Segment Open
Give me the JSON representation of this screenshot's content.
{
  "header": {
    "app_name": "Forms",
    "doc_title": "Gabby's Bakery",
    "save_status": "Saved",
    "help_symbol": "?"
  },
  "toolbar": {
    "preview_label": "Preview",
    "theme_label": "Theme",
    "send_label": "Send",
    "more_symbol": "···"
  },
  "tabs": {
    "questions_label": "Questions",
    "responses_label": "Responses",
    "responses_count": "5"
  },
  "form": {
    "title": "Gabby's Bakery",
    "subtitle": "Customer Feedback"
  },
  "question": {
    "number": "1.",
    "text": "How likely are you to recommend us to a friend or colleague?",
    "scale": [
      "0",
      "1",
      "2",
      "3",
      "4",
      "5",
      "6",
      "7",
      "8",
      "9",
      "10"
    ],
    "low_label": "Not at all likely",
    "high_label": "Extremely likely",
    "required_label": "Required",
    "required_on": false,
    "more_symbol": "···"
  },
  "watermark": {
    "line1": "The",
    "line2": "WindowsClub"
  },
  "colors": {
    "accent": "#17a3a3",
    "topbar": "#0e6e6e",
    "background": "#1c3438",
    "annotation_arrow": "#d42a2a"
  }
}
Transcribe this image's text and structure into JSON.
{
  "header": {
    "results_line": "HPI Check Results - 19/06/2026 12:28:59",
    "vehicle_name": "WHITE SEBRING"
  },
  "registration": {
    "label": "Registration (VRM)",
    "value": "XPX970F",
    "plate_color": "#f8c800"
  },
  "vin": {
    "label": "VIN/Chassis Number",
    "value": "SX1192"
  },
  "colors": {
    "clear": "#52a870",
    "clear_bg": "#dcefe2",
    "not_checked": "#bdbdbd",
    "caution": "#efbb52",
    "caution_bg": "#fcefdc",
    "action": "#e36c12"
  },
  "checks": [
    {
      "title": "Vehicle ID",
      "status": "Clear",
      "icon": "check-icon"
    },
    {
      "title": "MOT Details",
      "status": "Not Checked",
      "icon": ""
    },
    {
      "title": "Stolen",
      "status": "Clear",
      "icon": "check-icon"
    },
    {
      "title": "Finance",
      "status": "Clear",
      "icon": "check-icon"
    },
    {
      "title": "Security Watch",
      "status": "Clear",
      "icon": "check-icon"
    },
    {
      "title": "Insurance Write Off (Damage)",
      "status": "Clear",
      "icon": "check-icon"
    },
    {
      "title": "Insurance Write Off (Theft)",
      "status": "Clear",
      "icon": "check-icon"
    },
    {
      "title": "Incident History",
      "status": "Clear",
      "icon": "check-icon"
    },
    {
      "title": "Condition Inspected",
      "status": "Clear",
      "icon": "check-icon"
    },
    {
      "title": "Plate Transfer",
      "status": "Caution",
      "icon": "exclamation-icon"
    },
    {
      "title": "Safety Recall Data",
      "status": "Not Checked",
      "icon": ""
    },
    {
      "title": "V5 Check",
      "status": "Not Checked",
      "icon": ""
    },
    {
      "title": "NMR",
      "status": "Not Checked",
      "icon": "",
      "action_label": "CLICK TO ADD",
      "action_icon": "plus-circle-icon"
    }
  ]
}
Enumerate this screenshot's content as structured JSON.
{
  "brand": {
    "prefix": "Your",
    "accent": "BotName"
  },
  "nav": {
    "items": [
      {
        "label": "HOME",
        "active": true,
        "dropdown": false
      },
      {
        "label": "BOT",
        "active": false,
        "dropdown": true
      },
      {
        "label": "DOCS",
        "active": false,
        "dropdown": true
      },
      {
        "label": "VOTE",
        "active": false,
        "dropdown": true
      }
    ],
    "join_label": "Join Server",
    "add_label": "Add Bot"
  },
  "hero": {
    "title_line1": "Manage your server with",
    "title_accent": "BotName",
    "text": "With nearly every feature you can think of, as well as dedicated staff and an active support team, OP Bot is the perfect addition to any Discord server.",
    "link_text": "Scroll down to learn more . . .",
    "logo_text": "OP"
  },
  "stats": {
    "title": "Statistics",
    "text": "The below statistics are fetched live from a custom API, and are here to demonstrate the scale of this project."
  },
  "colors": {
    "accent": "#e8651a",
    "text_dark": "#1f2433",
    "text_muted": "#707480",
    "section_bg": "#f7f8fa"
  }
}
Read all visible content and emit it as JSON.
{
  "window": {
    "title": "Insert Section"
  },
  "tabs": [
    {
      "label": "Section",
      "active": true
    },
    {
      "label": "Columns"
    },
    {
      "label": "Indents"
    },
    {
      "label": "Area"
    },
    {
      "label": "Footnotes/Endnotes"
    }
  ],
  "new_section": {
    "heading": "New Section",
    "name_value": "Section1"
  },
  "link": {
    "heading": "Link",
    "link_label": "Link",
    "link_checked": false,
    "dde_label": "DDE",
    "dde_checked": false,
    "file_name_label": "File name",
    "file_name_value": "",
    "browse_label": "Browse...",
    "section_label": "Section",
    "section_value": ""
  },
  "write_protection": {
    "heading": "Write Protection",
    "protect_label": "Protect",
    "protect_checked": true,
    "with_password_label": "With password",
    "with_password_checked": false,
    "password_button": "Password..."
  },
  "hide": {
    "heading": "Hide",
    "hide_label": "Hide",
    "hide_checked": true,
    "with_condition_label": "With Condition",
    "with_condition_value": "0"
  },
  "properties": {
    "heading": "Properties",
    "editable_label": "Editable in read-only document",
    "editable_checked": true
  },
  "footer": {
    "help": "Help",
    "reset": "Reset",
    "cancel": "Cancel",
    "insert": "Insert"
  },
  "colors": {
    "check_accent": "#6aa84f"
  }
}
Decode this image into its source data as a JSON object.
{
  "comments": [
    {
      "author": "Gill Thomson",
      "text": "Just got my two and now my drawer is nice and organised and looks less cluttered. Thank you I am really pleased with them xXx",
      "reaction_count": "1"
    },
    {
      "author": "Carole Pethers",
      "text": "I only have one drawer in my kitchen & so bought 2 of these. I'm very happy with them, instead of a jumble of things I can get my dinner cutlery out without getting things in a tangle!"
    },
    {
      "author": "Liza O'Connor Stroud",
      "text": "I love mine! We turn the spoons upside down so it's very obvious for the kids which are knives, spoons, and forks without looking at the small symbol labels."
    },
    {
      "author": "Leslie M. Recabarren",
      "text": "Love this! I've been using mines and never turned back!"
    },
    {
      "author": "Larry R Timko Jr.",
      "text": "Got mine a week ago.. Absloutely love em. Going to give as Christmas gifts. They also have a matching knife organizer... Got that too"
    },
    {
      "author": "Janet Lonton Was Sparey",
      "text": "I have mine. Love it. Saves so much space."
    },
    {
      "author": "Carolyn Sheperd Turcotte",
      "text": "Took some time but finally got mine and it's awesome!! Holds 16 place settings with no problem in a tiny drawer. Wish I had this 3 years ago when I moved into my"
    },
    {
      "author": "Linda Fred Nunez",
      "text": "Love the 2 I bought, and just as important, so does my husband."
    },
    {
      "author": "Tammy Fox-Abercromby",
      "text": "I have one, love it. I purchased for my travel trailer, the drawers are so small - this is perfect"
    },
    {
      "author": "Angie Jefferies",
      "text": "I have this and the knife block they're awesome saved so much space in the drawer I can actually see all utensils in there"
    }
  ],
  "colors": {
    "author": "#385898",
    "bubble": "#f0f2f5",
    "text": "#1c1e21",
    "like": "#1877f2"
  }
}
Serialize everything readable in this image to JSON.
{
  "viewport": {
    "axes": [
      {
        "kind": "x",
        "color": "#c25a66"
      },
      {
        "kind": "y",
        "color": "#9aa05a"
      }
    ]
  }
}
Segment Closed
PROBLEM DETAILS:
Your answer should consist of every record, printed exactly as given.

RESPONSE FOR THIS EXERCISE:
Give me the JSON representation of this screenshot's content.
{
  "header": {
    "app_name": "Forms",
    "doc_title": "Gabby's Bakery",
    "save_status": "Saved",
    "help_symbol": "?"
  },
  "toolbar": {
    "preview_label": "Preview",
    "theme_label": "Theme",
    "send_label": "Send",
    "more_symbol": "···"
  },
  "tabs": {
    "questions_label": "Questions",
    "responses_label": "Responses",
    "responses_count": "5"
  },
  "form": {
    "title": "Gabby's Bakery",
    "subtitle": "Customer Feedback"
  },
  "question": {
    "number": "1.",
    "text": "How likely are you to recommend us to a friend or colleague?",
    "scale": [
      "0",
      "1",
      "2",
      "3",
      "4",
      "5",
      "6",
      "7",
      "8",
      "9",
      "10"
    ],
    "low_label": "Not at all likely",
    "high_label": "Extremely likely",
    "required_label": "Required",
    "required_on": false,
    "more_symbol": "···"
  },
  "watermark": {
    "line1": "The",
    "line2": "WindowsClub"
  },
  "colors": {
    "accent": "#17a3a3",
    "topbar": "#0e6e6e",
    "background": "#1c3438",
    "annotation_arrow": "#d42a2a"
  }
}
Transcribe this image's text and structure into JSON.
{
  "header": {
    "results_line": "HPI Check Results - 19/06/2026 12:28:59",
    "vehicle_name": "WHITE SEBRING"
  },
  "registration": {
    "label": "Registration (VRM)",
    "value": "XPX970F",
    "plate_color": "#f8c800"
  },
  "vin": {
    "label": "VIN/Chassis Number",
    "value": "SX1192"
  },
  "colors": {
    "clear": "#52a870",
    "clear_bg": "#dcefe2",
    "not_checked": "#bdbdbd",
    "caution": "#efbb52",
    "caution_bg": "#fcefdc",
    "action": "#e36c12"
  },
  "checks": [
    {
      "title": "Vehicle ID",
      "status": "Clear",
      "icon": "check-icon"
    },
    {
      "title": "MOT Details",
      "status": "Not Checked",
      "icon": ""
    },
    {
      "title": "Stolen",
      "status": "Clear",
      "icon": "check-icon"
    },
    {
      "title": "Finance",
      "status": "Clear",
      "icon": "check-icon"
    },
    {
      "title": "Security Watch",
      "status": "Clear",
      "icon": "check-icon"
    },
    {
      "title": "Insurance Write Off (Damage)",
      "status": "Clear",
      "icon": "check-icon"
    },
    {
      "title": "Insurance Write Off (Theft)",
      "status": "Clear",
      "icon": "check-icon"
    },
    {
      "title": "Incident History",
      "status": "Clear",
      "icon": "check-icon"
    },
    {
      "title": "Condition Inspected",
      "status": "Clear",
      "icon": "check-icon"
    },
    {
      "title": "Plate Transfer",
      "status": "Caution",
      "icon": "exclamation-icon"
    },
    {
      "title": "Safety Recall Data",
      "status": "Not Checked",
      "icon": ""
    },
    {
      "title": "V5 Check",
      "status": "Not Checked",
      "icon": ""
    },
    {
      "title": "NMR",
      "status": "Not Checked",
      "icon": "",
      "action_label": "CLICK TO ADD",
      "action_icon": "plus-circle-icon"
    }
  ]
}
Enumerate this screenshot's content as structured JSON.
{
  "brand": {
    "prefix": "Your",
    "accent": "BotName"
  },
  "nav": {
    "items": [
      {
        "label": "HOME",
        "active": true,
        "dropdown": false
      },
      {
        "label": "BOT",
        "active": false,
        "dropdown": true
      },
      {
        "label": "DOCS",
        "active": false,
        "dropdown": true
      },
      {
        "label": "VOTE",
        "active": false,
        "dropdown": true
      }
    ],
    "join_label": "Join Server",
    "add_label": "Add Bot"
  },
  "hero": {
    "title_line1": "Manage your server with",
    "title_accent": "BotName",
    "text": "With nearly every feature you can think of, as well as dedicated staff and an active support team, OP Bot is the perfect addition to any Discord server.",
    "link_text": "Scroll down to learn more . . .",
    "logo_text": "OP"
  },
  "stats": {
    "title": "Statistics",
    "text": "The below statistics are fetched live from a custom API, and are here to demonstrate the scale of this project."
  },
  "colors": {
    "accent": "#e8651a",
    "text_dark": "#1f2433",
    "text_muted": "#707480",
    "section_bg": "#f7f8fa"
  }
}
Read all visible content and emit it as JSON.
{
  "window": {
    "title": "Insert Section"
  },
  "tabs": [
    {
      "label": "Section",
      "active": true
    },
    {
      "label": "Columns"
    },
    {
      "label": "Indents"
    },
    {
      "label": "Area"
    },
    {
      "label": "Footnotes/Endnotes"
    }
  ],
  "new_section": {
    "heading": "New Section",
    "name_value": "Section1"
  },
  "link": {
    "heading": "Link",
    "link_label": "Link",
    "link_checked": false,
    "dde_label": "DDE",
    "dde_checked": false,
    "file_name_label": "File name",
    "file_name_value": "",
    "browse_label": "Browse...",
    "section_label": "Section",
    "section_value": ""
  },
  "write_protection": {
    "heading": "Write Protection",
    "protect_label": "Protect",
    "protect_checked": true,
    "with_password_label": "With password",
    "with_password_checked": false,
    "password_button": "Password..."
  },
  "hide": {
    "heading": "Hide",
    "hide_label": "Hide",
    "hide_checked": true,
    "with_condition_label": "With Condition",
    "with_condition_value": "0"
  },
  "properties": {
    "heading": "Properties",
    "editable_label": "Editable in read-only document",
    "editable_checked": true
  },
  "footer": {
    "help": "Help",
    "reset": "Reset",
    "cancel": "Cancel",
    "insert": "Insert"
  },
  "colors": {
    "check_accent": "#6aa84f"
  }
}
Decode this image into its source data as a JSON object.
{
  "comments": [
    {
      "author": "Gill Thomson",
      "text": "Just got my two and now my drawer is nice and organised and looks less cluttered. Thank you I am really pleased with them xXx",
      "reaction_count": "1"
    },
    {
      "author": "Carole Pethers",
      "text": "I only have one drawer in my kitchen & so bought 2 of these. I'm very happy with them, instead of a jumble of things I can get my dinner cutlery out without getting things in a tangle!"
    },
    {
      "author": "Liza O'Connor Stroud",
      "text": "I love mine! We turn the spoons upside down so it's very obvious for the kids which are knives, spoons, and forks without looking at the small symbol labels."
    },
    {
      "author": "Leslie M. Recabarren",
      "text": "Love this! I've been using mines and never turned back!"
    },
    {
      "author": "Larry R Timko Jr.",
      "text": "Got mine a week ago.. Absloutely love em. Going to give as Christmas gifts. They also have a matching knife organizer... Got that too"
    },
    {
      "author": "Janet Lonton Was Sparey",
      "text": "I have mine. Love it. Saves so much space."
    },
    {
      "author": "Carolyn Sheperd Turcotte",
      "text": "Took some time but finally got mine and it's awesome!! Holds 16 place settings with no problem in a tiny drawer. Wish I had this 3 years ago when I moved into my"
    },
    {
      "author": "Linda Fred Nunez",
      "text": "Love the 2 I bought, and just as important, so does my husband."
    },
    {
      "author": "Tammy Fox-Abercromby",
      "text": "I have one, love it. I purchased for my travel trailer, the drawers are so small - this is perfect"
    },
    {
      "author": "Angie Jefferies",
      "text": "I have this and the knife block they're awesome saved so much space in the drawer I can actually see all utensils in there"
    }
  ],
  "colors": {
    "author": "#385898",
    "bubble": "#f0f2f5",
    "text": "#1c1e21",
    "like": "#1877f2"
  }
}
Serialize everything readable in this image to JSON.
{
  "viewport": {
    "axes": [
      {
        "kind": "x",
        "color": "#c25a66"
      },
      {
        "kind": "y",
        "color": "#9aa05a"
      }
    ]
  }
}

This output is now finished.